Hooters of America, the restaurant chain known for its wings and waitresses, has been sold to Nord Bay Capital and TriArtisan Capital Advisors, the parties announced late Monday in a news release.
The sellers included H.I.G. Capital, Chanticleer Holdings and other investors, although financial terms of the deal were not disclosed.
“The partnership with Nord Bay and TriArtisan comes at an ideal time for the company, bringing fresh partners with complementary skills and experience to support our next phase of growth to the benefit of all our employees, franchisees and customers,” Terry Marks, Hooters’ CEO, said in a statement.

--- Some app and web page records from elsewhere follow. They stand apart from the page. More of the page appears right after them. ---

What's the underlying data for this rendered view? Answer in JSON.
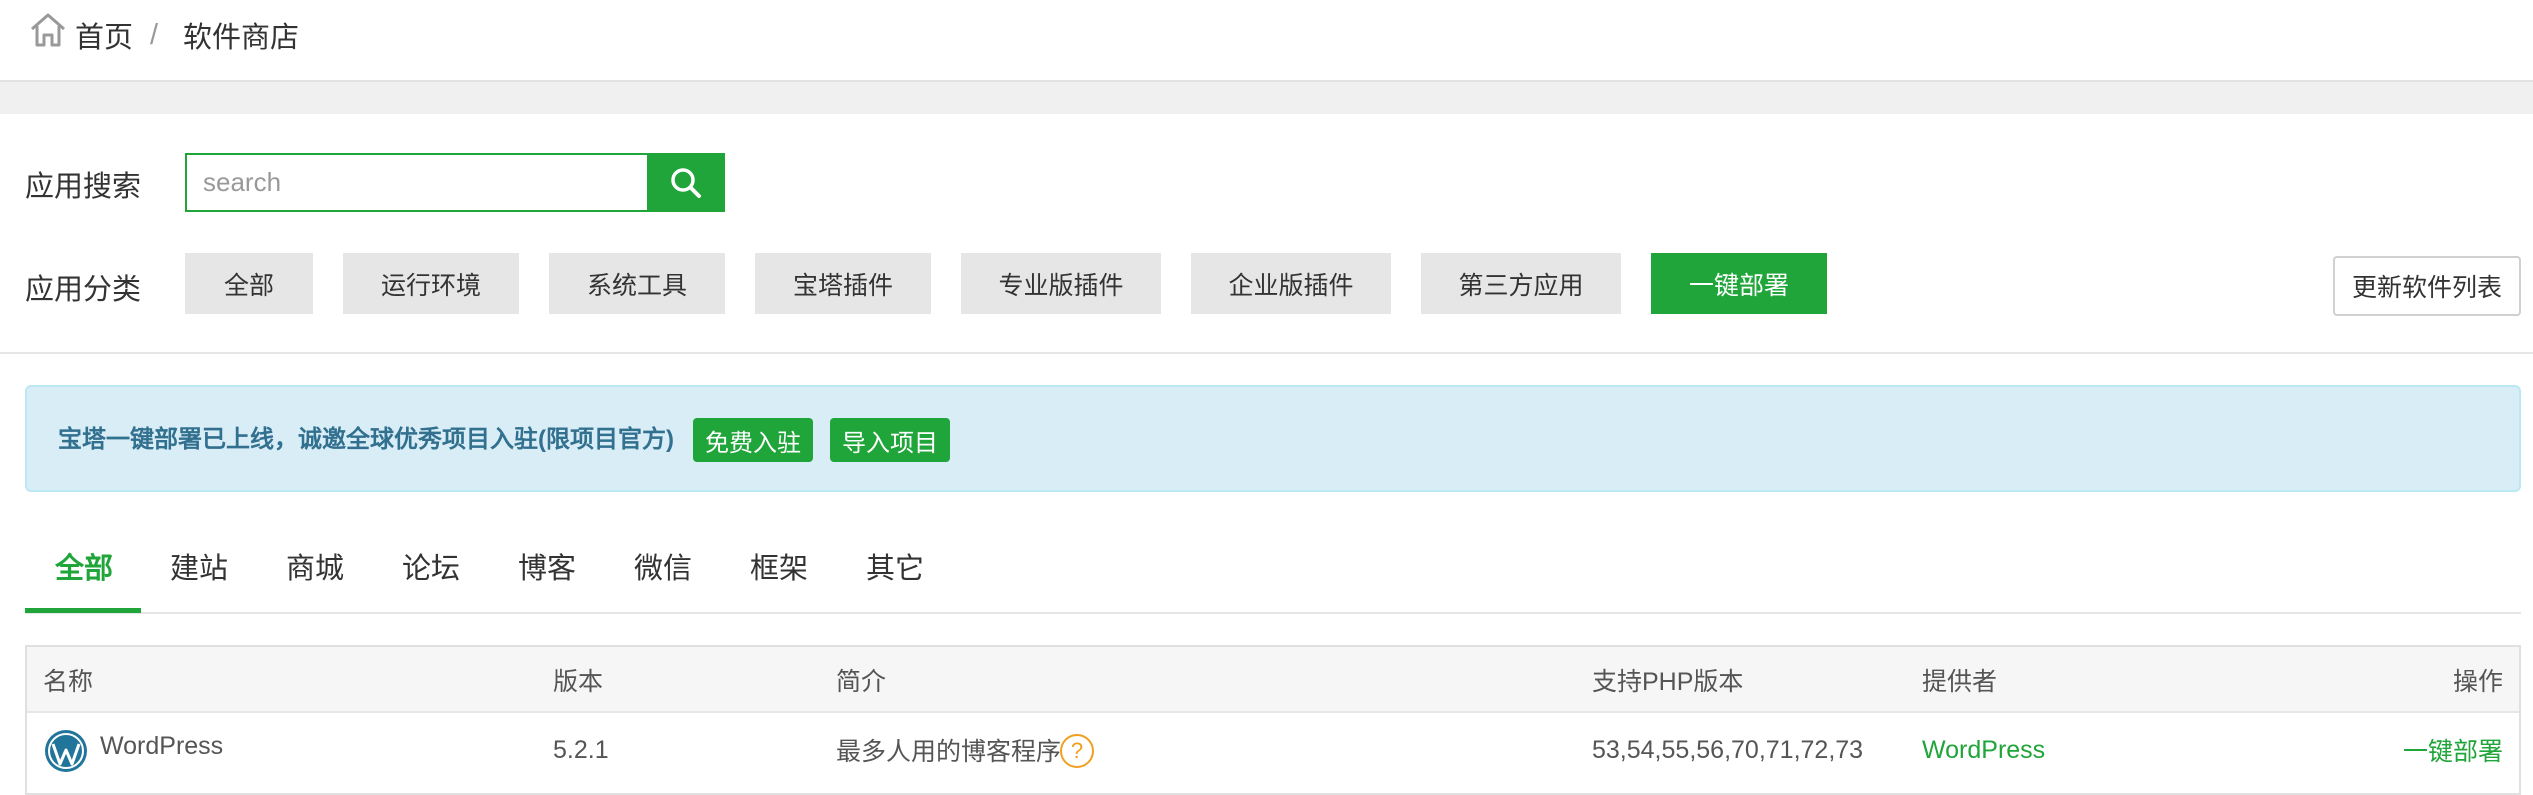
{
  "breadcrumb": {
    "home": "首页",
    "separator": "/",
    "current": "软件商店"
  },
  "search": {
    "label": "应用搜索",
    "placeholder": "search"
  },
  "categories": {
    "label": "应用分类",
    "items": [
      "全部",
      "运行环境",
      "系统工具",
      "宝塔插件",
      "专业版插件",
      "企业版插件",
      "第三方应用",
      "一键部署"
    ],
    "active": "一键部署"
  },
  "update_button": "更新软件列表",
  "banner": {
    "text": "宝塔一键部署已上线，诚邀全球优秀项目入驻(限项目官方)",
    "join_button": "免费入驻",
    "import_button": "导入项目"
  },
  "tabs": {
    "items": [
      "全部",
      "建站",
      "商城",
      "论坛",
      "博客",
      "微信",
      "框架",
      "其它"
    ],
    "active": "全部"
  },
  "table": {
    "headers": [
      "名称",
      "版本",
      "简介",
      "支持PHP版本",
      "提供者",
      "操作"
    ],
    "rows": [
      {
        "name": "WordPress",
        "version": "5.2.1",
        "description": "最多人用的博客程序",
        "php_versions": "53,54,55,56,70,71,72,73",
        "provider": "WordPress",
        "action": "一键部署"
      }
    ]
  },
  "colors": {
    "accent": "#20a53a",
    "banner_bg": "#d9edf7",
    "banner_text": "#31708f",
    "help_icon": "#f0a020"
  },
  "icons": [
    "home-icon",
    "search-icon",
    "help-icon",
    "wordpress-logo"
  ]
}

In recent years the breastaurant chain has struggled with public perception and restaurant closures. In fact, the number of Hooters locations in the US dropped by more than 7 percent from 2012 to 2016, according to industry reports.
The brand responded to dipping sales by launching a fast-casual spinoff of Hooters called Hoots in 2017, which was designed to deliver a quicker dining experience. This desexualized, counter service-only restaurant does away with the iconic Hooters uniform of orange shorts and tight white tank tops. It also departs from the company’s policy of only hiring female servers.
The first Hoots location was opened in Chicago two years ago and since then two more locations in that area have been planned as well as another in Atlanta, and according to Marks that is just the beginning of the expansion plans.
“Our core business is strong with a world-famous and differentiated brand, a first-rate management team and a loyal base of experienced franchisees,” he said. “In addition, we are pleased with the early results of our new fast-casual concept and plan additional openings later this year.”
Hooters has been losing popularity among consumers, especially millennials, in part due to the now-dated restaurant concept and server uniforms. Going forward, the new owners say the needs of the modern consumer will guide brand decisions.
“Terry and the senior leadership team have done a tremendous job elevating the Company and tapping into what today’s consumer wants. We are confident about the future growth of this great brand,” said Rohit Manocha, a TriArtisan Founding Partner.
The term “breastaurant” dates back to the early 1990s when Hooters first became popular in the US. Since then the chain has inspired a spate of imitators, such as Titled Kilt and Twin Peaks. Although many have questioned whether there is still a place for these types of establishments in 2019, particularly in an era of heightened sensitivity to the mistreatment of women in the workplace, fueled by the #MeToo movement.